Rudd’s Carbon Pollution Reduction Scheme (CPRS), the government’s key mechanism for addressing climate change, is under fire on all sides. It’s not hard to see why.The scheme is premised on an emissions reduction target of just 5 per cent by 2020. This may rise to 15 per cent if a global agreement can be reached later in the year at the Copenhagen climate talks. Global science on climate change demands cuts of between 25 and 40 per cent—and even this research is acknowledged as drastically out of date.
This is a key moment for the climate movement. The government has made it clear that the CPRS its central scheme for reducing emissions. That’s why opposition to the CPRS needs to be front and centre of climate campaigning and the World Environment Day rallies on June 6.
In its present form the legislation is facing defeat in the Senate. The Rudd government needs the support of either the Liberals or both the Greens and the independents to pass it.
Climate change minister Penny Wong’s strategy is to scare those demanding more serious emissions cuts by saying the alternative to accepting the CPRS is to “do nothing—and lock in more emissions growth”.
Some climate activists have taken fright at this, questioning whether it is still right to oppose the CPRS outright if that risks the whole thing being voted down.
The fact that the Liberals are opposing the scheme has also confused some activists.
But the Liberals oppose the scheme from the right—they represent the big business interests that want to delay action. They are no allies in the fight to stop climate change.
The Greens have given expression to the deep outrage of the climate movement, calling the scheme “worse than nothing” and calling for a target of 40 per cent emissions cuts.
But so far their focus is on negotiating changes in the Senate, to “green up” the bill, as Christine Milne puts it. It’s not clear what minimum changes The Greens senators would accept.
The approach gives the government an opening to bully The Greens into voting for an ineffective scheme.
The climate movement needs to do everything it can to try and keep The Greens opposition strong and ensure they vote against the bill.
Defeat the bill
A dramatic defeat for the legislation would be the best outcome. This would force the government back to the drawing board.
The CPRS model is so bad it might actually allow Australia’s emissions to increase, because business can buy an unlimited number of dodgy “carbon offsets” from overseas and buy their way out of action for the foreseeable future. It would lock in a do-nothing approach for the next five years, when we face the need to reduce carbon emissions to zero as fast as possible.
The political terrain is shifting in favour of those who want serious action. A huge majority want the government to act, but don’t yet understand how pathetic the policies are or the scale of the changes needed.

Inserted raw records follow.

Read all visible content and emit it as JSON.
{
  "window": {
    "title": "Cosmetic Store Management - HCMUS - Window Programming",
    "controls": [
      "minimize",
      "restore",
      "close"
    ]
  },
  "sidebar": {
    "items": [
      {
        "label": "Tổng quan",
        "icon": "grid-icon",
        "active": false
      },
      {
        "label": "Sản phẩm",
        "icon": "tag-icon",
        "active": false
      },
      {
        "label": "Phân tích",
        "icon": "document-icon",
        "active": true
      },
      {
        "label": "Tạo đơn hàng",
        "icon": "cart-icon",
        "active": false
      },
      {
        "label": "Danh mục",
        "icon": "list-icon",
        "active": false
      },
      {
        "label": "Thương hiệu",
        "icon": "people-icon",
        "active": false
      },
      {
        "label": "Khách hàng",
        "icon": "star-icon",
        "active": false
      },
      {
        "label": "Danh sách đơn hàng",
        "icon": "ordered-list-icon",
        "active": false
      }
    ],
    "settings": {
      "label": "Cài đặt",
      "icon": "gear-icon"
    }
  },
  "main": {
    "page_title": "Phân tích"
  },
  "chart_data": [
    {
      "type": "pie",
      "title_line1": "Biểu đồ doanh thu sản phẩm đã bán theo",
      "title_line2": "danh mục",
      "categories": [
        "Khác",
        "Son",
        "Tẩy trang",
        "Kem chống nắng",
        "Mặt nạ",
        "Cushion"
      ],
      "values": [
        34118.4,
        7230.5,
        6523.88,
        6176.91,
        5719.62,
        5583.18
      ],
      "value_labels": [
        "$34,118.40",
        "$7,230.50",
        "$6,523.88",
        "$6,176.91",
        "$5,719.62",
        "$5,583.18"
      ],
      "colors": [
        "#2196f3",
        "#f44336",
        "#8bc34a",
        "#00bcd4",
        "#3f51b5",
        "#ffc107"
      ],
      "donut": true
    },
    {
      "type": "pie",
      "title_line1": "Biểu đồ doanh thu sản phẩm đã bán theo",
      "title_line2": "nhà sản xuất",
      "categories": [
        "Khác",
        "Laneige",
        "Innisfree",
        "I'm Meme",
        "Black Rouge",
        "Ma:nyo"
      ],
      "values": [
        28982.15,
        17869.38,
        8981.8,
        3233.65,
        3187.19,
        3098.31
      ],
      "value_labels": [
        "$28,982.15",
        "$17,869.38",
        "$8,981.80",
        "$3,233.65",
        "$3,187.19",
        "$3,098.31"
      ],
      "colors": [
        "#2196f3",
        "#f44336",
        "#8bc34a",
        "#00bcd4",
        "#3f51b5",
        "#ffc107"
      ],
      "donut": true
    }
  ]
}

The first step in mobilising those people is increasing the clarity within the climate movement about why the CPRS needs to be stopped, and what the alternative is.
The idea of a carbon tax has gained greater support as a simpler alternative to the Rudd government’s version of emissions trading, which makes so many concessions to the fossil fuel industry.
But the two mechanisms are remarkably similar—they assume that imposing a price on carbon emissions is an efficient way of encouraging companies to pollute less. In practice much of the cost will be passed on to consumers.
David Spratt, author of Climate Code Red, points out “[Even] large prices rises produce relatively small decreases [in fossil fuel use], as we witness with petrol, so they are far from being the only, or prinicipal, means that should be employed in constructing a post-carbon economy.”
The fastest and most efficient way to radically reduce emissions is for government to put up the money for massive investment in renewable energy infrastructure and public transport.
The Rudd government has demonstrated through its $42 billion spending package that there is no reason governments cannot significantly expand spending. But with so much pressure from big business to delay meaningful action, forcing the government to do this will require building a powerful grassroots movement.
By James Supple